Click here to read the original article from Mobility Lab. 

Photo courtesy of  Paul Goddin.


Maryland: Testimony regarding the Takoma/Langley Crossroads Preliminary Sector Plan

We support the vision of this plan — “achieve a transit-oriented and pedestrian-friendly community that celebrates and builds on cultural diversity of the existing and future residents.” We are excited about the coming bus transit center and future Purple Line stations. We share the county’s aspiration for this plan to spark redevelopment and boost economic development on outdated automobile-oriented strip malls; building higher density, vibrant, mixed use places that are inviting for pedestrians. We agree with the plan’s emphasis on the need to improve connectivity and create a compact, walkable environment. We believe redevelopment of key commercial parcels around the planned transit stations offers great opportunity to foster an attractive walking environment, with new jobs, businesses and housing.

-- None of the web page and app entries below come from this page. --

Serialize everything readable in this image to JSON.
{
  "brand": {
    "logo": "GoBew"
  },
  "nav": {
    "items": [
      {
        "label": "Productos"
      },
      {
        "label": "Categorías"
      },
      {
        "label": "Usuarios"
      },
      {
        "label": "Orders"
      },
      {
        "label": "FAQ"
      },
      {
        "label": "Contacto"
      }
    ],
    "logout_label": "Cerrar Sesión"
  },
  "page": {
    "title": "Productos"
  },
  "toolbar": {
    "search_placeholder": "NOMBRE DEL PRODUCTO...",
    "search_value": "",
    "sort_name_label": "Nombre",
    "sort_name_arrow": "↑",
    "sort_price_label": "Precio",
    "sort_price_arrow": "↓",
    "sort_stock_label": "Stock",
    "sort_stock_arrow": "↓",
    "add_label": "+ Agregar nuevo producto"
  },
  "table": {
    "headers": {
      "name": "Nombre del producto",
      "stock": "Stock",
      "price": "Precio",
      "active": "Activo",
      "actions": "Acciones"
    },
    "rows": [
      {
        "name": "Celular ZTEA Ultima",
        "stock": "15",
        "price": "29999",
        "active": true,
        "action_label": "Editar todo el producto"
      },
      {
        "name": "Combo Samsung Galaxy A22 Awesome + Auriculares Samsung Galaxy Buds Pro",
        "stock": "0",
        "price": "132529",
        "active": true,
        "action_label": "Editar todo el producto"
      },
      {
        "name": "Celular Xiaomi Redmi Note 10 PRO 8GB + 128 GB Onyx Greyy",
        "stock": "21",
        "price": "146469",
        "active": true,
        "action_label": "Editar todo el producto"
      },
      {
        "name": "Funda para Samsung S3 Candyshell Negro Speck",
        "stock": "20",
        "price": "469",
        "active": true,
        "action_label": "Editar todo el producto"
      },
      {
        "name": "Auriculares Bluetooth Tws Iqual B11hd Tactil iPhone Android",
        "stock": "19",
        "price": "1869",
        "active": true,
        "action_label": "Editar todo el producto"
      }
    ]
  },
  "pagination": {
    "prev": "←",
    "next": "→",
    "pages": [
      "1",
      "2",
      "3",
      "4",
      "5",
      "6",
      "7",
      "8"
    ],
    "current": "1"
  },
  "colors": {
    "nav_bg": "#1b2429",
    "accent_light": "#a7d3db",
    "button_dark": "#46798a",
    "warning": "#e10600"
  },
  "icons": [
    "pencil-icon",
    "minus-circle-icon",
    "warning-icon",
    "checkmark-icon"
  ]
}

Prince George’s County: New Carrollton Preliminary Transit District Development Plan and Proposed Transit District Overlay Zoning Map Amendment

Overall, we want to express our enthusiasm for the plan to recreate the New Carrollton station area as a great metropolitan center with a grand transit station as the anchor. We concur with the real estate experts panel report of the Urban Land Institute that “the first step in catalyzing development at the station area is to focus on the station itself.” Built in 1978, the station is one of the oldest in the system. The station, however, is a leading economic development asset for the county.

Citizens Campaign for a Green and Sustainable Urban Future for Tysons Corner

A group of citizens and conservation groups launched a campaign today in support of a green and sustainable urban future for Tysons Corner. Coordinated by John Byrne, a long-time Fairfax conservation leader, the group has crafted a platform laying out a vision and detailed goals for a sustainable Tysons Corner. The platform is designed to influence the crafting of the new comprehensive plan by the Tysons Corner Task Force, Planning Commission, and Fairfax Board of Supervisors.